Navigation and the Circle Controls
It should be mentioned that I tested Touch Notation on an iPad Air 2 with 128 GB of storage. I used an Adonit Jot Pro capacitive stylus to write on the screen. The experience was acceptable, but it’s nowhere near the smoothness, fluidity and flexibility offered by StaffPad on the Surface Pro 3 with the Surface Pen. For all of the iOS’s advantages, it was not designed for touch-and-pen operation. “Yecch…nobody wants a stylus,” Steve Jobs famously once said, but one could easily say, “yecch, nobody wants to write music with their finger.”
Kawai has admirably tried to design around this. Most notable in its efforts is the wrist guard, which is a grey overlay on the bottom right area of the screen that can be resized as needed. As you’d expect, it allows you to place your wrist comfortably on the screen without the app falsely detecting it as input. Of course, there is no need for this in the Surface Pro and some Android devices, which have palm rejection built into the hardware’s pen-and-touch technology. iOS don’t have that option available to them, so at least Touch Notation’s solution is much better than having to keep your hand perched unnaturally above the screen. The wrist guard is also available in a left-handed version via a toggle option in the app’s settings.
The wrist guard is one of several options in the green “Circle Control” icon; the others included the help screen, the score library and the app’s settings.

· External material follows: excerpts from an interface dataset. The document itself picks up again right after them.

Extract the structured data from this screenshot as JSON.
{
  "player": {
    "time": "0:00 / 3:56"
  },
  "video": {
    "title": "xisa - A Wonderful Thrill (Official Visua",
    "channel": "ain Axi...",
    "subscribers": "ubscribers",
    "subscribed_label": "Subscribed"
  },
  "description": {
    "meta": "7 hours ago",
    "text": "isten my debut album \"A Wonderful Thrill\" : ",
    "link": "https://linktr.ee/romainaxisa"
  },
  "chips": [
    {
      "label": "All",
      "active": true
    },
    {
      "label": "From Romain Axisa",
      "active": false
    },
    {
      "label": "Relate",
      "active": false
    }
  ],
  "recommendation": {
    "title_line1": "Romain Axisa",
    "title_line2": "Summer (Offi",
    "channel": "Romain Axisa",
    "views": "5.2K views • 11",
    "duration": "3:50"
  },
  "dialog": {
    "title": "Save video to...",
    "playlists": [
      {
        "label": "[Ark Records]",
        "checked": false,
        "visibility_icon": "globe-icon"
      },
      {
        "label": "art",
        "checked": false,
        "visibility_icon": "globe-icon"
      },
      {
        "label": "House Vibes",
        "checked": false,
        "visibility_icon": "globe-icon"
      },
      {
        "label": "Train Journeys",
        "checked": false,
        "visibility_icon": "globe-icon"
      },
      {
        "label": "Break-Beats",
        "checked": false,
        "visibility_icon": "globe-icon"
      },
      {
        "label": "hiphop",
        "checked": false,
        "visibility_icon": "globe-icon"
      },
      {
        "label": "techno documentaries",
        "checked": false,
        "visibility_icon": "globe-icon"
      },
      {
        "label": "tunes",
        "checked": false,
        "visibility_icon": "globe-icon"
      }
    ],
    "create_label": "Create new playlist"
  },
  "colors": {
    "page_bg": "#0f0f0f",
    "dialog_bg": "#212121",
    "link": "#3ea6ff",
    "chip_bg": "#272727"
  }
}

Touch Notation groups loosely related functions into one circle control, to minimize the number of icons on the screen. Swiping in one direction or another will activate other related functions. It took a little getting used to, but it worked well.
The red circle control brought up the navigation view, and works similarly to Sibelius’s Navigator. You swipe left or right on the circle control to change the page. Since the app fully supports pinch- and tap-to zoom and two finger scrolling, I’m not sure how useful navigation view is, but it’s there. You can also swipe left or right directly on the page to turn the page, if you’re zoomed out widely enough to see the entire page at once.
Speaking of which: there is no scroll or panorama style view in Touch Notation. Reminiscent of the early days of Sibelius, page view is the singular option. It’s interesting that StaffPad took the opposite approach (scroll view only, except when printing).
The blue icon switches between notation input mode and memo input mode. The memo input mode is for freehand notes, but they’re fixed to the position on the page, not to the music. So it’s of very limited use.
The three quarter notes in the brown icon represent note spacing. It’s worth noting that the app doesn’t automatically space your music. Given the limited screen space you might have when using the app, especially on a phone, this is a smart choice so that the music doesn’t jump around too much. But you must remember to manually space your music every so often. The brown icon also contains a good deal of score-specific settings and a transpose function.
The blue icon contains the familiar and handy Undo and Redo functions.
The orange icon is for playback-related controls (more on that in a moment).
Selecting and copying music; working with instruments
In addition to the lasso and tap-and-hold methods to select individual items described earlier, you can select a passage of music by double-tapping and holding a bar, and then dragging to extend the selection, after which you can cut, copy, paste or delete the music. Although the finer points differ among different notation apps, this works similarly to other familiar programs.
Double-tapping and holding to the left of an instrument name will select the entire instrument. In addition to the usual contextual options, a Property option appears. Selecting this gives you the option to change the instrument’s displayed name, whether it’s on a single or grand staff, its starting clef, and its transposition. In a nice surprise, I was able to use this to make instruments with non-standard transpositions, like for horns in A.
Adding or deleting instruments is reliant upon gestures. Drawing an “X” to the left of a staff deletes a part from the score; drawing a “+” will add a part in the position at which you draw the “+”. It worked well enough, and although it’s a clever way to add or delete one or two parts, doing so for many more than that would be tedious.